YOUR ASSIGNMENT: Even where a line looks wrong, copy it exactly and include every entry.
====== DATA SUPPLIED ======
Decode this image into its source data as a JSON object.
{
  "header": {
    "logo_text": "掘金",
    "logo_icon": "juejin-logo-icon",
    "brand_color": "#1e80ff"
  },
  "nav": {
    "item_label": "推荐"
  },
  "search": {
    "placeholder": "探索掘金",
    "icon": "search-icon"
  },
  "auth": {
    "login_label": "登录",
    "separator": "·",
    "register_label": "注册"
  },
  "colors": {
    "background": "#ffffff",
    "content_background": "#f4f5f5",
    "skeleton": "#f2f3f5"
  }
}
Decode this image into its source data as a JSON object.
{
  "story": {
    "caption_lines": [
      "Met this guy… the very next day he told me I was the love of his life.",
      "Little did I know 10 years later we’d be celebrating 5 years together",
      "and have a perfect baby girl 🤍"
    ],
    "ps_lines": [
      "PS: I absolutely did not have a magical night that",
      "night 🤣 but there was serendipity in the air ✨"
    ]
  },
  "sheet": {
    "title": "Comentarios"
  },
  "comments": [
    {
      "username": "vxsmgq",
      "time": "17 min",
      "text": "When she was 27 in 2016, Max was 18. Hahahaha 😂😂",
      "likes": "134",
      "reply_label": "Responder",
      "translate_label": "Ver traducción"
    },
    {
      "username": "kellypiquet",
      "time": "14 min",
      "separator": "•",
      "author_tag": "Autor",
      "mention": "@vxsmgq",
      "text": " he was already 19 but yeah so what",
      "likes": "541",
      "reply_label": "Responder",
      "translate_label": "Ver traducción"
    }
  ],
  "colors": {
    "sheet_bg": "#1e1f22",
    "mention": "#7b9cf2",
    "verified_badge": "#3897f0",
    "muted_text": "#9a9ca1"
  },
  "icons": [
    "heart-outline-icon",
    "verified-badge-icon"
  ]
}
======
SOLUTION:
Decode this image into its source data as a JSON object.
{
  "header": {
    "logo_text": "掘金",
    "logo_icon": "juejin-logo-icon",
    "brand_color": "#1e80ff"
  },
  "nav": {
    "item_label": "推荐"
  },
  "search": {
    "placeholder": "探索掘金",
    "icon": "search-icon"
  },
  "auth": {
    "login_label": "登录",
    "separator": "·",
    "register_label": "注册"
  },
  "colors": {
    "background": "#ffffff",
    "content_background": "#f4f5f5",
    "skeleton": "#f2f3f5"
  }
}
Decode this image into its source data as a JSON object.
{
  "story": {
    "caption_lines": [
      "Met this guy… the very next day he told me I was the love of his life.",
      "Little did I know 10 years later we’d be celebrating 5 years together",
      "and have a perfect baby girl 🤍"
    ],
    "ps_lines": [
      "PS: I absolutely did not have a magical night that",
      "night 🤣 but there was serendipity in the air ✨"
    ]
  },
  "sheet": {
    "title": "Comentarios"
  },
  "comments": [
    {
      "username": "vxsmgq",
      "time": "17 min",
      "text": "When she was 27 in 2016, Max was 18. Hahahaha 😂😂",
      "likes": "134",
      "reply_label": "Responder",
      "translate_label": "Ver traducción"
    },
    {
      "username": "kellypiquet",
      "time": "14 min",
      "separator": "•",
      "author_tag": "Autor",
      "mention": "@vxsmgq",
      "text": " he was already 19 but yeah so what",
      "likes": "541",
      "reply_label": "Responder",
      "translate_label": "Ver traducción"
    }
  ],
  "colors": {
    "sheet_bg": "#1e1f22",
    "mention": "#7b9cf2",
    "verified_badge": "#3897f0",
    "muted_text": "#9a9ca1"
  },
  "icons": [
    "heart-outline-icon",
    "verified-badge-icon"
  ]
}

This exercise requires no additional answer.